The case of the DC online voting “fiasco” is identical to “Who Killed the Electric Car?”. It was an attempt to fabricate an “example” of how online voting doesn’t work.

But in an even more general sense, voters themselves are blamed for low turnout in elections. If people really cared enough to vote, they would. If they weren’t too lazy, they would go vote. It’s not the voting system’s fault that turnouts are low. It’s not the voting system’s fault that some demographic groups are too highly represented in voter turnout and others are too low. This mindset gets the voting system itself off the hook.

Somehow there is a mindset that voting “should” be difficult. It is one’s civic duty to physically go down to a polling place on a certain date and time, wait on line, and pull a lever or fill out a sheet. It shouldn’t be easy, it SHOULD be hard.

That is ridiculous. Voting is a right, and being able to excercise it shouldn’t be purposely more difficult than it has to be.

(I will point out AGAIN, that I vote in every election. I physically go down to my old-fashioned polling place and vote. Every year. But as I also have pointed out, I am rapidly become one of those “older-whiter” voters myself.)

And besides, we have had absentee ballot voting in this country for decades. That is basically voting from home, but by mail. What exactly is the difference, philisophically, between voting from home by mail and by computer?

But of course, snail mail today is used by a much higher percentage of people over a certain age than under. The same demographics that physically vote in higher numbers anyway.

President Kennedy said we do some things “Not because they are easy, but because they are hard”. Voting should not be one of those things. Voting should be as easy as possible for the most number of Americans as possible.

Why such low turnout? Don’t blame the voter. Put the blame where it belongs, on the voting system.

This entry was posted in Online Internet Voting Blog Posts and tagged , , , , , , , , , , , . Bookmark the permalink.

One Response to Low Turnout. Blame The Voter?

  1. Low turnout can be seen as having two parts: one, registered voters who miss an election; and, two, persons of voting age who don’t bother to register.

    The first group is largely due to snags, such as moving into a new district too late to re-register, out of town, sick, etc; as well as lack of interest in the issues/candidates.
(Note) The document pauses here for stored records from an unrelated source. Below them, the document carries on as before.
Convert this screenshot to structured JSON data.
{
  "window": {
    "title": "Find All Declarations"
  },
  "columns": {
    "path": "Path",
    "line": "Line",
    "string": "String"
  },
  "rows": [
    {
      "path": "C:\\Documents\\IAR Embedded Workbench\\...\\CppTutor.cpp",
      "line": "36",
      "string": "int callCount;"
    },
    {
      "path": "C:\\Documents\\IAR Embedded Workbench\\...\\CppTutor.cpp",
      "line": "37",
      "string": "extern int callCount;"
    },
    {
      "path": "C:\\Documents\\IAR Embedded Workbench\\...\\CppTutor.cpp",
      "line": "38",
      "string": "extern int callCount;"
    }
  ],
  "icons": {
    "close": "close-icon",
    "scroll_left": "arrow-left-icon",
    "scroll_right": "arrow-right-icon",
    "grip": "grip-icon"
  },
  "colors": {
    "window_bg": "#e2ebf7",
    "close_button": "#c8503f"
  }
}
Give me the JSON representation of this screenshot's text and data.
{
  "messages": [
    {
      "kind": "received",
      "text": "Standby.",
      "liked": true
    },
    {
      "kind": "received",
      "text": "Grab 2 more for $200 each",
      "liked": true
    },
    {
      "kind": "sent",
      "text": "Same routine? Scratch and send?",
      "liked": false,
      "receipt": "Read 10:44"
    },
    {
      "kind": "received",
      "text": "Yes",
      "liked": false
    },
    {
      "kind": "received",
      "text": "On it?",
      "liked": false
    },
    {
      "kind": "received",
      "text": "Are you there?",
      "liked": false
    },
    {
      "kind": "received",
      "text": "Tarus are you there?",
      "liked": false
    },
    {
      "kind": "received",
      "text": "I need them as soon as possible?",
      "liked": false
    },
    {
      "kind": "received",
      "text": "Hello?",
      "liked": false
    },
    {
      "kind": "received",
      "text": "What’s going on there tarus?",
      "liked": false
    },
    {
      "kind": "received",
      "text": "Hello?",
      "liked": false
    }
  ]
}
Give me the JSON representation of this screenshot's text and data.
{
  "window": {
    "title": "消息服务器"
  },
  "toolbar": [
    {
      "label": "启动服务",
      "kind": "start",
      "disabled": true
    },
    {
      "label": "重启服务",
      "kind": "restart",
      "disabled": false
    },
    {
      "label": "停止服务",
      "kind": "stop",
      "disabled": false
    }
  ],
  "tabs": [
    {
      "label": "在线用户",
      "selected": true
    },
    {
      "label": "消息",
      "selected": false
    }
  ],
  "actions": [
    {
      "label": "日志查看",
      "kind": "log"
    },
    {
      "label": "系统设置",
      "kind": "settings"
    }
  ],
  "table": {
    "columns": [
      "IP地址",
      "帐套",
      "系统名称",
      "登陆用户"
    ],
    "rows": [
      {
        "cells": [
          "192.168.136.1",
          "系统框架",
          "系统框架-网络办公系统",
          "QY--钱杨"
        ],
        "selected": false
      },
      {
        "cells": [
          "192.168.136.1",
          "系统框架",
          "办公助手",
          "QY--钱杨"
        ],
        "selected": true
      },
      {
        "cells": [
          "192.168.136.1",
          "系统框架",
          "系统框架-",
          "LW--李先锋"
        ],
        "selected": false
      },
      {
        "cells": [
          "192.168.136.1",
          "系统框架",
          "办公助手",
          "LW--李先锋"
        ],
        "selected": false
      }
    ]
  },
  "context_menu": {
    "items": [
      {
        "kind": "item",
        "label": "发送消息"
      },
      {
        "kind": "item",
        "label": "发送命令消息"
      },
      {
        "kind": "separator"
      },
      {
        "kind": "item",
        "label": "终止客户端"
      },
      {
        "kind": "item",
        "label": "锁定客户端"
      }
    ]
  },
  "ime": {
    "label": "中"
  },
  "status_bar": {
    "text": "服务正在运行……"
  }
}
    The second group contains a large number of people who feel alienated from the political system, mostly because they see it as favoring the rich, and not caring about people like themselves.

    With e-registration, some of the snags can be eliminated. W/ Internet voting, many of the issues for both groups can be eliminated. Online debates can introduce a wider variety of candidates, which will stimulate voter interest. And the influence of Big Money can be neutralized, which will empower voters as never before, which will reduce alienation.

    For more on this, see, Why Independents Should Demand Internet Voting http://bit.ly/qLXTKf

    Also see the interview with me on all aspects of Internet voting; esp as to how Big Money can be neutralized in all US elections by Internet voting.
    http://e-lected.blogspot.com/p/internet-voting-interview-with-william.html?spref=tw

    Bill
    PS
    You mentioned DC – see, http://tinyurl.com/DCin2010

Leave a Reply